Minnesota racetracks now operate as cardrooms with a variety of table games and poker rooms. Neither facility has slot machines so, in truth, they operate purely as a sort of cardroom racetrack and not a traditional racino.
- Owner/Operator: Canterbury Park Holding Corporation
- Address: 1100 Canterbury Road, Shakopee, MN 55379
- Contact: 952-445-7223
- Horse racing: Thoroughbred
Canterbury Park features an assortment of table games and poker. The table games include blackjack, free bet blackjack, EZ-baccarat, Face-Up Pai Gow Poker, Criss Cross Poker, Blazing 7s Blackjack, Mississippi Stud, Three-Card poker, Ultimate Texas Hold ’em, and I LUV Suits. The card room also features Texas Hold ’em, Omaha Hi-Lo, Seven-Card Stud, and other poker mixed games. The poker room has 14 tables and is open 24 hours a day.
Running Aces Casino & Racetrack
- Owner/Operator: North Metro Harness Initiative

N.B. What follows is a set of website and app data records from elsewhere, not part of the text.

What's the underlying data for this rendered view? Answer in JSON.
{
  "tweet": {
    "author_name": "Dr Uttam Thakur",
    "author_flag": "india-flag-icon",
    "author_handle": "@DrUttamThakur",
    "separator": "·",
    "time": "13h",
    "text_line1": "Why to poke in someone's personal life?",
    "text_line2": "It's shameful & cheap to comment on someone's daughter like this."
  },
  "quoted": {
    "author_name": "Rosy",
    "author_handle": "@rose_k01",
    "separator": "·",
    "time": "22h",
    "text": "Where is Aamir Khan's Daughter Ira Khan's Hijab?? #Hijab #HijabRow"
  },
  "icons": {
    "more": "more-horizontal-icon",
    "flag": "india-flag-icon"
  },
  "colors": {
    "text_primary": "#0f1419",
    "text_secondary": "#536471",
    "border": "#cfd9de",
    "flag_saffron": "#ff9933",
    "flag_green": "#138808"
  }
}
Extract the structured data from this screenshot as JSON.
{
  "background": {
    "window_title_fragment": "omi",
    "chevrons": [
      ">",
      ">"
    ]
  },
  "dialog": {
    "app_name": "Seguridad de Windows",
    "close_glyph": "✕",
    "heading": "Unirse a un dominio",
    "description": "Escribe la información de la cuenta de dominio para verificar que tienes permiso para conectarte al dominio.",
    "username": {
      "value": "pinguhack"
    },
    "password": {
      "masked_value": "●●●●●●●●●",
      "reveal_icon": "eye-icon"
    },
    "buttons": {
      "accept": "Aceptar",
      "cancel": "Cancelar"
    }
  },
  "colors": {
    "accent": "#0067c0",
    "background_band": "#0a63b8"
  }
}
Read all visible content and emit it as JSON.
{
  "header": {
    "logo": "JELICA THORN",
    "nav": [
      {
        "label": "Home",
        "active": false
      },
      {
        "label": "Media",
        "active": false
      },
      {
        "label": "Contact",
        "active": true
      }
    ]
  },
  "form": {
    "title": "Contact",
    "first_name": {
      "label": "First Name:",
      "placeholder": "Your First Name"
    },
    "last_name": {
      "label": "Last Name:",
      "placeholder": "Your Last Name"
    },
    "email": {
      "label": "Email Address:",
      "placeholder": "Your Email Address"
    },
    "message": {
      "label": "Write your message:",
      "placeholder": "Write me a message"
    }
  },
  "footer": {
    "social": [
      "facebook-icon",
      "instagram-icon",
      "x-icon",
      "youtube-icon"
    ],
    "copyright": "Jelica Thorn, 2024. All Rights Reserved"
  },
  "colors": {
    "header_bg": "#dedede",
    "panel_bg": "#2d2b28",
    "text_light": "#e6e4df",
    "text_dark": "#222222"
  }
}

- Address: 15201 Running Aces Blvd., Columbus, MN 55025
- Contact: 651-925-4600
- Horse racing: Harness
Running Aces has a full complement of poker including Omaha, Texas Hold ’em, and stud. There are numerous promotional offers available, including late-night $50/hand games. Table games include blackjack, $1 blackjack, free bet blackjack, pai gow, EZ Baccarat, Mississippi Stud, 3-Card Poker, 4-Card Poker, Ultimate Texas Hold’em, and Aces Live 5-Card Draw Poker.
Is horse betting legal in Minnesota?
Yes. Pari-mutuel wagering is legal in Minnesota. Players can make bets in person at Canterbury Park (thoroughbreds) or Running Aces Casino & Racetrack (harness) or go online. Online horse betting is legal in Minnesota with sites like TVG active in the state.
History of gambling in Minnesota
Minnesota’s experience with gambling is largely tied to the state’s history with Native American tribes. Tribes native to Minnesota have negotiated one of the most beneficial compacts with any US state. To this day, they have a strong position within the state and carry the bulk of gambling allowed in the state.
Minnesota was the first state to negotiate a compact under the Indian Gambling Regulatory Act of 1988. Incredibly, it did not negotiate any tax contribution from the tribes’ gambling activities. Furthermore, the state cannot renegotiate the deal without approval from the tribes (which they’ll likely never give). So, Minnesota is both terrific and terrible for gambling. There are plenty of tribal casinos, to be sure, but it appears unlikely there will ever be any other kind of online casinos in the state.
Everything gambling-related in Minnesota seemed to happen at the same time. The 1980s brought pari-mutuel betting (1983), tribal gaming (1988), and the state lottery (1989) into legal existence. These advancements led to the relatively bright situation in Minnesota. There are 19 casinos, two racetrack/cardrooms, and a multitude of games offered under the Minnesota state lottery program.
Additionally, while legal sports betting has spread to many areas of the US — and to many of Minnesota’s neighboring states — betting on sports in Minnesota is still illegal.